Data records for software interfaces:
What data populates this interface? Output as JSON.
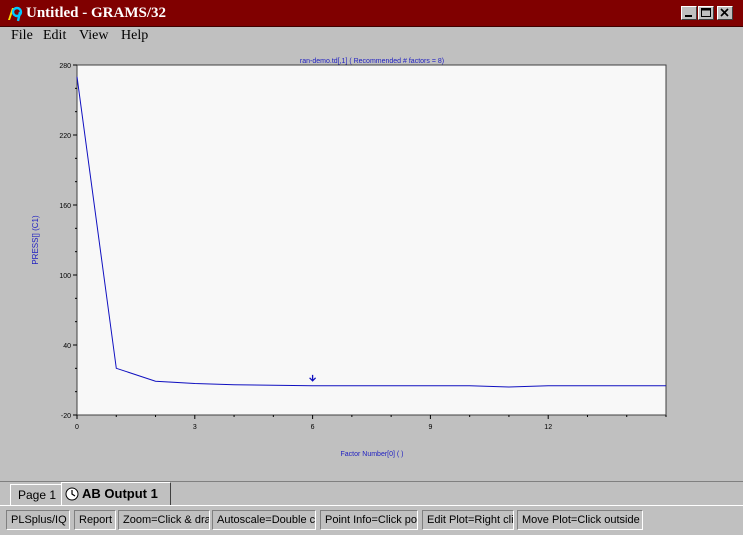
{
  "window": {
    "title": "Untitled - GRAMS/32",
    "title_color": "#800000"
  },
  "menu": {
    "items": [
      "File",
      "Edit",
      "View",
      "Help"
    ]
  },
  "chart_data": {
    "type": "line",
    "title": "ran-demo.td[,1] ( Recommended # factors = 8)",
    "xlabel": "Factor Number[0] ( )",
    "ylabel": "PRESS[] (C1)",
    "xlim": [
      0,
      15
    ],
    "ylim": [
      -20,
      280
    ],
    "xticks": [
      0,
      3,
      6,
      9,
      12
    ],
    "yticks": [
      -20,
      40,
      100,
      160,
      220,
      280
    ],
    "x": [
      0,
      1,
      2,
      3,
      4,
      5,
      6,
      7,
      8,
      9,
      10,
      11,
      12,
      13,
      14,
      15
    ],
    "series": [
      {
        "values": [
          270,
          20,
          9,
          7,
          6,
          5.5,
          5,
          5,
          5,
          5,
          5,
          4,
          5,
          5,
          5,
          5
        ],
        "color": "#1010c0"
      }
    ],
    "marker_x": 6,
    "plot_bg": "#f8f8f8",
    "grid": false
  },
  "tabs": {
    "page1": "Page 1",
    "output": "AB Output 1"
  },
  "status": {
    "cells": [
      "PLSplus/IQ",
      "Report",
      "Zoom=Click & drag",
      "Autoscale=Double click",
      "Point Info=Click point",
      "Edit Plot=Right click",
      "Move Plot=Click outside plot"
    ]
  }
}
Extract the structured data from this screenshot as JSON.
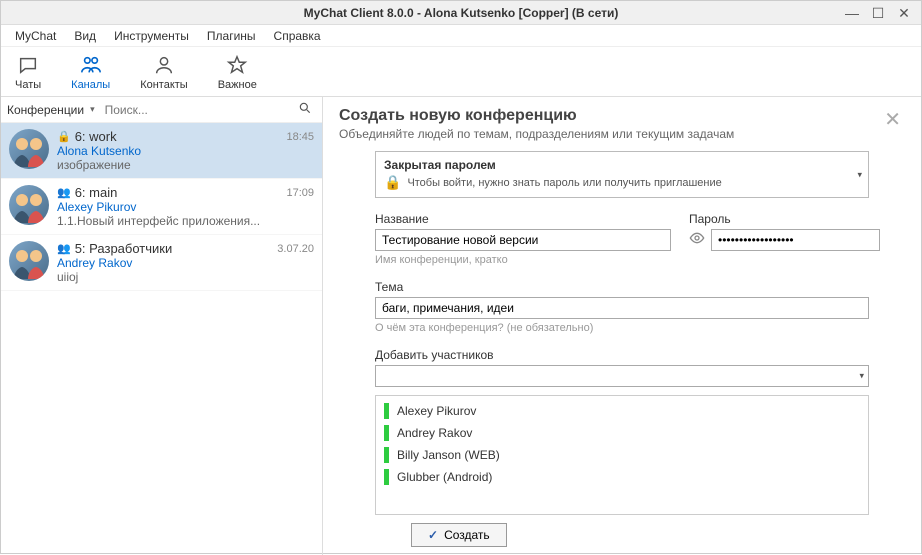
{
  "window": {
    "title": "MyChat Client 8.0.0 - Alona Kutsenko [Copper] (В сети)"
  },
  "menu": [
    "MyChat",
    "Вид",
    "Инструменты",
    "Плагины",
    "Справка"
  ],
  "tools": [
    {
      "label": "Чаты",
      "active": false
    },
    {
      "label": "Каналы",
      "active": true
    },
    {
      "label": "Контакты",
      "active": false
    },
    {
      "label": "Важное",
      "active": false
    }
  ],
  "sidebar": {
    "tab_label": "Конференции",
    "search_placeholder": "Поиск..."
  },
  "conferences": [
    {
      "title": "6: work",
      "locked": true,
      "time": "18:45",
      "user": "Alona Kutsenko",
      "msg": "изображение",
      "selected": true
    },
    {
      "title": "6: main",
      "locked": false,
      "time": "17:09",
      "user": "Alexey Pikurov",
      "msg": "1.1.Новый интерфейс приложения...",
      "selected": false
    },
    {
      "title": "5: Разработчики",
      "locked": false,
      "time": "3.07.20",
      "user": "Andrey Rakov",
      "msg": "uiioj",
      "selected": false
    }
  ],
  "panel": {
    "title": "Создать новую конференцию",
    "subtitle": "Объединяйте людей по темам, подразделениям или текущим задачам",
    "locked_title": "Закрытая паролем",
    "locked_desc": "Чтобы войти, нужно знать пароль или получить приглашение",
    "name_label": "Название",
    "name_value": "Тестирование новой версии",
    "name_hint": "Имя конференции, кратко",
    "pass_label": "Пароль",
    "pass_value": "••••••••••••••••••",
    "topic_label": "Тема",
    "topic_value": "баги, примечания, идеи",
    "topic_hint": "О чём эта конференция? (не обязательно)",
    "add_label": "Добавить участников",
    "create_btn": "Создать"
  },
  "participants": [
    "Alexey Pikurov",
    "Andrey Rakov",
    "Billy Janson (WEB)",
    "Glubber (Android)"
  ]
}
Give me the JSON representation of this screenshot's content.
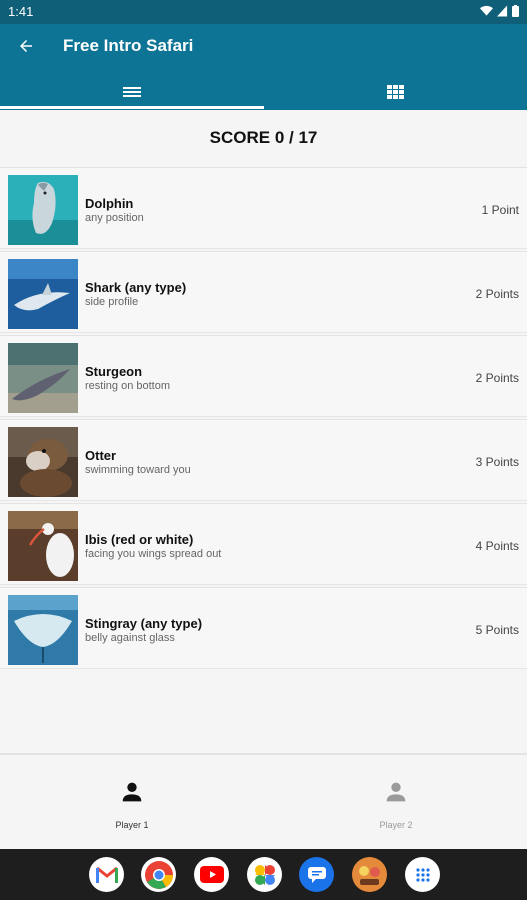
{
  "status": {
    "time": "1:41"
  },
  "app_bar": {
    "title": "Free Intro Safari",
    "tabs": [
      {
        "icon": "list-icon",
        "active": true
      },
      {
        "icon": "grid-icon",
        "active": false
      }
    ]
  },
  "score": {
    "text": "SCORE 0 / 17"
  },
  "items": [
    {
      "title": "Dolphin",
      "subtitle": "any position",
      "points": "1 Point",
      "image": "dolphin-photo"
    },
    {
      "title": "Shark (any type)",
      "subtitle": "side profile",
      "points": "2 Points",
      "image": "shark-photo"
    },
    {
      "title": "Sturgeon",
      "subtitle": "resting on bottom",
      "points": "2 Points",
      "image": "sturgeon-photo"
    },
    {
      "title": "Otter",
      "subtitle": "swimming toward you",
      "points": "3 Points",
      "image": "otter-photo"
    },
    {
      "title": "Ibis (red or white)",
      "subtitle": "facing you wings spread out",
      "points": "4 Points",
      "image": "ibis-photo"
    },
    {
      "title": "Stingray (any type)",
      "subtitle": "belly against glass",
      "points": "5 Points",
      "image": "stingray-photo"
    }
  ],
  "players": [
    {
      "label": "Player 1",
      "active": true
    },
    {
      "label": "Player 2",
      "active": false
    }
  ],
  "dock": [
    "gmail-icon",
    "chrome-icon",
    "youtube-icon",
    "photos-icon",
    "messages-icon",
    "game-app-icon",
    "app-drawer-icon"
  ],
  "colors": {
    "status_bar": "#0e5f77",
    "app_bar": "#0e7495",
    "background": "#f5f5f5",
    "nav_bar": "#1e1e1e"
  }
}
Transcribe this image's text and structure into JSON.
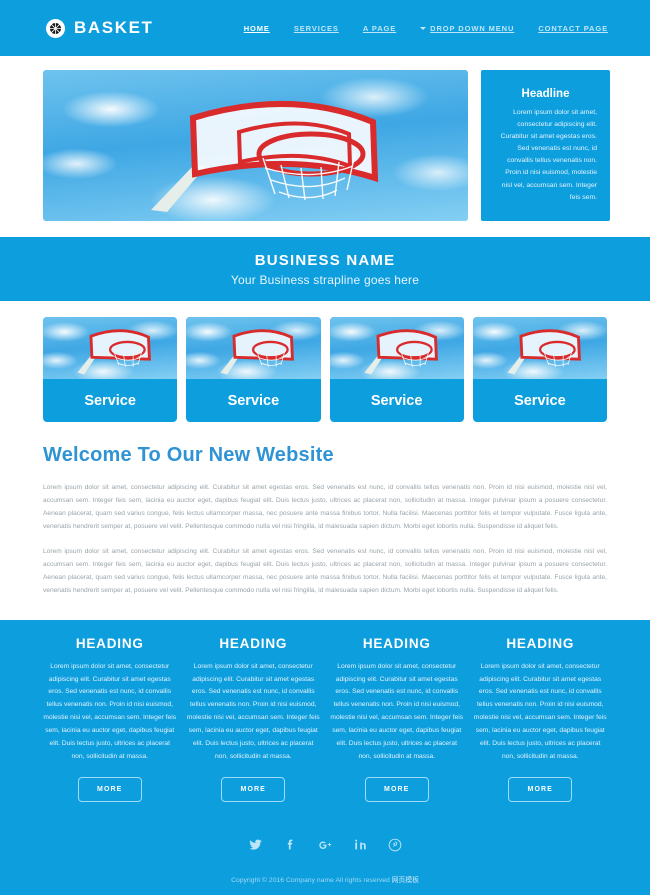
{
  "header": {
    "brand": "BASKET",
    "logo_icon": "basketball-icon",
    "nav": [
      {
        "label": "HOME",
        "active": true,
        "caret": false
      },
      {
        "label": "SERVICES",
        "active": false,
        "caret": false
      },
      {
        "label": "A PAGE",
        "active": false,
        "caret": false
      },
      {
        "label": "DROP DOWN MENU",
        "active": false,
        "caret": true
      },
      {
        "label": "CONTACT PAGE",
        "active": false,
        "caret": false
      }
    ]
  },
  "hero": {
    "image_alt": "basketball-hoop-photo",
    "side": {
      "title": "Headline",
      "text": "Lorem ipsum dolor sit amet, consectetur adipiscing elit. Curabitur sit amet egestas eros. Sed venenatis est nunc, id convallis tellus venenatis non. Proin id nisi euismod, molestie nisl vel, accumsan sem. Integer feis sem."
    }
  },
  "band": {
    "title": "BUSINESS NAME",
    "subtitle": "Your Business strapline goes here"
  },
  "services": [
    {
      "label": "Service"
    },
    {
      "label": "Service"
    },
    {
      "label": "Service"
    },
    {
      "label": "Service"
    }
  ],
  "welcome": {
    "title": "Welcome To Our New Website",
    "paragraph1": "Lorem ipsum dolor sit amet, consectetur adipiscing elit. Curabitur sit amet egestas eros. Sed venenatis est nunc, id convallis tellus venenatis non. Proin id nisi euismod, molestie nisl vel, accumsan sem. Integer feis sem, lacinia eu auctor eget, dapibus feugiat elit. Duis lectus justo, ultrices ac placerat non, sollicitudin at massa. Integer pulvinar ipsum a posuere consectetur. Aenean placerat, quam sed varius congue, felis lectus ullamcorper massa, nec posuere ante massa finibus tortor. Nulla facilisi. Maecenas porttitor felis et tempor vulputate. Fusce ligula ante, venenatis hendrerit semper at, posuere vel velit. Pellentesque commodo nulla vel nisi fringilla, id malesuada sapien dictum. Morbi eget lobortis nulla. Suspendisse id aliquet felis.",
    "paragraph2": "Lorem ipsum dolor sit amet, consectetur adipiscing elit. Curabitur sit amet egestas eros. Sed venenatis est nunc, id convallis tellus venenatis non. Proin id nisi euismod, molestie nisl vel, accumsan sem. Integer feis sem, lacinia eu auctor eget, dapibus feugiat elit. Duis lectus justo, ultrices ac placerat non, sollicitudin at massa. Integer pulvinar ipsum a posuere consectetur. Aenean placerat, quam sed varius congue, felis lectus ullamcorper massa, nec posuere ante massa finibus tortor. Nulla facilisi. Maecenas porttitor felis et tempor vulputate. Fusce ligula ante, venenatis hendrerit semper at, posuere vel velit. Pellentesque commodo nulla vel nisi fringilla, id malesuada sapien dictum. Morbi eget lobortis nulla. Suspendisse id aliquet felis."
  },
  "columns": [
    {
      "title": "HEADING",
      "text": "Lorem ipsum dolor sit amet, consectetur adipiscing elit. Curabitur sit amet egestas eros. Sed venenatis est nunc, id convallis tellus venenatis non. Proin id nisi euismod, molestie nisi vel, accumsan sem. Integer feis sem, lacinia eu auctor eget, dapibus feugiat elit. Duis lectus justo, ultrices ac placerat non, sollicitudin at massa.",
      "button": "MORE"
    },
    {
      "title": "HEADING",
      "text": "Lorem ipsum dolor sit amet, consectetur adipiscing elit. Curabitur sit amet egestas eros. Sed venenatis est nunc, id convallis tellus venenatis non. Proin id nisi euismod, molestie nisi vel, accumsan sem. Integer feis sem, lacinia eu auctor eget, dapibus feugiat elit. Duis lectus justo, ultrices ac placerat non, sollicitudin at massa.",
      "button": "MORE"
    },
    {
      "title": "HEADING",
      "text": "Lorem ipsum dolor sit amet, consectetur adipiscing elit. Curabitur sit amet egestas eros. Sed venenatis est nunc, id convallis tellus venenatis non. Proin id nisi euismod, molestie nisi vel, accumsan sem. Integer feis sem, lacinia eu auctor eget, dapibus feugiat elit. Duis lectus justo, ultrices ac placerat non, sollicitudin at massa.",
      "button": "MORE"
    },
    {
      "title": "HEADING",
      "text": "Lorem ipsum dolor sit amet, consectetur adipiscing elit. Curabitur sit amet egestas eros. Sed venenatis est nunc, id convallis tellus venenatis non. Proin id nisi euismod, molestie nisi vel, accumsan sem. Integer feis sem, lacinia eu auctor eget, dapibus feugiat elit. Duis lectus justo, ultrices ac placerat non, sollicitudin at massa.",
      "button": "MORE"
    }
  ],
  "footer": {
    "social": [
      {
        "name": "twitter-icon"
      },
      {
        "name": "facebook-icon"
      },
      {
        "name": "google-plus-icon"
      },
      {
        "name": "linkedin-icon"
      },
      {
        "name": "pinterest-icon"
      }
    ],
    "copyright": "Copyright © 2016 Company name All rights reserved",
    "credit": "网页模板"
  },
  "colors": {
    "brand_blue": "#0d9ede",
    "heading_blue": "#2f93d4",
    "body_gray": "#9aa3a9",
    "white": "#ffffff"
  }
}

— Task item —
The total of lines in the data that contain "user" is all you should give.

— Output of the task —
3